We know how important it is to slather on the sunblock when laying out by the pool or on the beach, but what about when you’re out on a picnic, going for a walk or even just running errands? Even a few minutes of unprotected exposure to the sun can cause skin damage, although it may take a few years to manifest.
Apart from reducing your skin cancer risk, proper SPF will ensure you give your skin its best chance to fight the damaging and ageing effects of UV rays.
Choosing an SPF can be a little confusing, but just keep in mind that there are two main kinds. Chemical sunscreens are formulated with synthetic chemicals and work like a sponge by absorbing UV rays and neutralising them, whilst physical sunblocks are formulated with all natural minerals and work like a barrier, bouncing rays off the skin and back into the environment.
To put into context just how harmful popular chemical sunscreens are, Hawaii passed a bill which banned sunscreen products containing two common chemicals: oxybenzone and octinoxate. (3)
We recommend physical mineral sunblocks, those containing zinc oxide and/or titanium dioxide, as they won’t affect your health or the environment! Always be sure to use an SPF of at least 30 or higher and remember to re-apply every 2 hours or immediately after swimming or sweating.
NOTE: Even though you should protect your skin from too much sun exposure (to prevent damage), don’t take this as a warning to stay out of the sun completely! In fact, it’s important to participate in the daily ritual of sunbathing for your body to produce enough vitamin D. Typically the 1-2 hours after sunrise and before sunset are the safest when exposing your skin to the sun as this is when UV levels are typically at their lowest while still providing you with the benefits. Fifteen (15) minutes should be ample exposure time for your vitamin D production.
Apply Topical Nutrients
While filling your body with antioxidants through diet and supplements will help to protect your health and your skin, when it comes to preventing premature aging through extrinsic factors, it’s vital to apply antioxidants topically to your skin as well.
Many extrinsic factors exist, some which we can control (food we eat, choosing not to smoke and drink, and avoiding over-exposure to the sun) and other factors which are harder to control (gravity, facial expressions, and sleeping position). All contribute to accelerated aging by way of free radical generation which attacks the skin cells and their ability to function properly. (3)

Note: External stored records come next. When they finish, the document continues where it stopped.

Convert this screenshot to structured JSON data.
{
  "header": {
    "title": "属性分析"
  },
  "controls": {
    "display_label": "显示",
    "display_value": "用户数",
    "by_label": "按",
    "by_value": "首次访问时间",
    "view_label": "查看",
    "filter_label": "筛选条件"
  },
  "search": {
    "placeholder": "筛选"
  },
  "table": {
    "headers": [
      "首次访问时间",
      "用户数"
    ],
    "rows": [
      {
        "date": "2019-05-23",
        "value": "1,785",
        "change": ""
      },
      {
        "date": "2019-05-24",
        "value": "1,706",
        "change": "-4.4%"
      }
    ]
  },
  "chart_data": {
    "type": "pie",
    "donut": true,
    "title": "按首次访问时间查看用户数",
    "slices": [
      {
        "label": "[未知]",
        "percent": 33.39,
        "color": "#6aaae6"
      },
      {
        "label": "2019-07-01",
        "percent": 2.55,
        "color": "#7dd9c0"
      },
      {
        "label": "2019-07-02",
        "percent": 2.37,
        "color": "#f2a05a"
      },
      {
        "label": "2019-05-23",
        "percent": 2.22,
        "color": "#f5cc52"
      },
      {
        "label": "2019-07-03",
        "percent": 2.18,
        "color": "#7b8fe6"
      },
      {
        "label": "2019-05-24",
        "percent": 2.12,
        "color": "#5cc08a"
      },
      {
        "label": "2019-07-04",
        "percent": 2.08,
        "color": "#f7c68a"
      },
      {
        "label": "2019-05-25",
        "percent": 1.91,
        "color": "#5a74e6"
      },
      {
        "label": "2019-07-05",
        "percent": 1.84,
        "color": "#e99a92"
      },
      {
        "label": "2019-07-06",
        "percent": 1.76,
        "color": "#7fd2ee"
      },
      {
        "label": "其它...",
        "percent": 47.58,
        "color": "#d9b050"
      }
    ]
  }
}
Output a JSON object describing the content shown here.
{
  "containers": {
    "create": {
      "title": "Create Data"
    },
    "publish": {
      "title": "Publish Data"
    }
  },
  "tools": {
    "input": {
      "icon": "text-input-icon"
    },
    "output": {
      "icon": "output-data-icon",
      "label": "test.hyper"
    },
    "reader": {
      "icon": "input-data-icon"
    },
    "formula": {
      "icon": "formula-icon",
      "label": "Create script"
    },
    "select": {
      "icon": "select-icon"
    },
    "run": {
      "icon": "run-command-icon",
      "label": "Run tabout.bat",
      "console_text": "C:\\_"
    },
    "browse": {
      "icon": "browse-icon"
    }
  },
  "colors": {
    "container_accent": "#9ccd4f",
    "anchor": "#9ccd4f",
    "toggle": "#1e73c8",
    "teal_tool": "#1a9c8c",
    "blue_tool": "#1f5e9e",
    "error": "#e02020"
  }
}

Vitamin C is our favourite antioxidant vitamin for not only fighting off free radicals, but also for reducing inflammation, brightening the skin and helping to promote the formation of collagen. We highly recommend ASPECT Extreme C.
In the hands of a qualified and experienced Skin Specialist there is much that can be done to repair the wear and tear of both Intrinsic and Extrinsic Aging.
Treatments such as;-
- Intense Pulsed Light (IPL Photorejuvenation) to address sun damage, pigmentation, discolouration, wrinkles, fine lines, dull tones, congested and oily skin, acne, rosacea, spider and thread veins, dehydrated skin,
- DermaFrac Fractional Infusion Therapy or Skin Needling to stimulate collagen and elastin production,
- LED Phototherapy,
- Clinical Chemical Skin Peels and
- Advanced Cosmeceutical Products that can provide professional anti aging skin care at home.
(1) Dr S. Obagi. Why Does Skin Wrinkle with Age? What Is the Best Way to Slow or Prevent This Process?
(2) M. Witmer, Unrepaired skin molecules cause wrinkles as we age (2006).
(3) Tamryn Burgess – Apoterra Skincare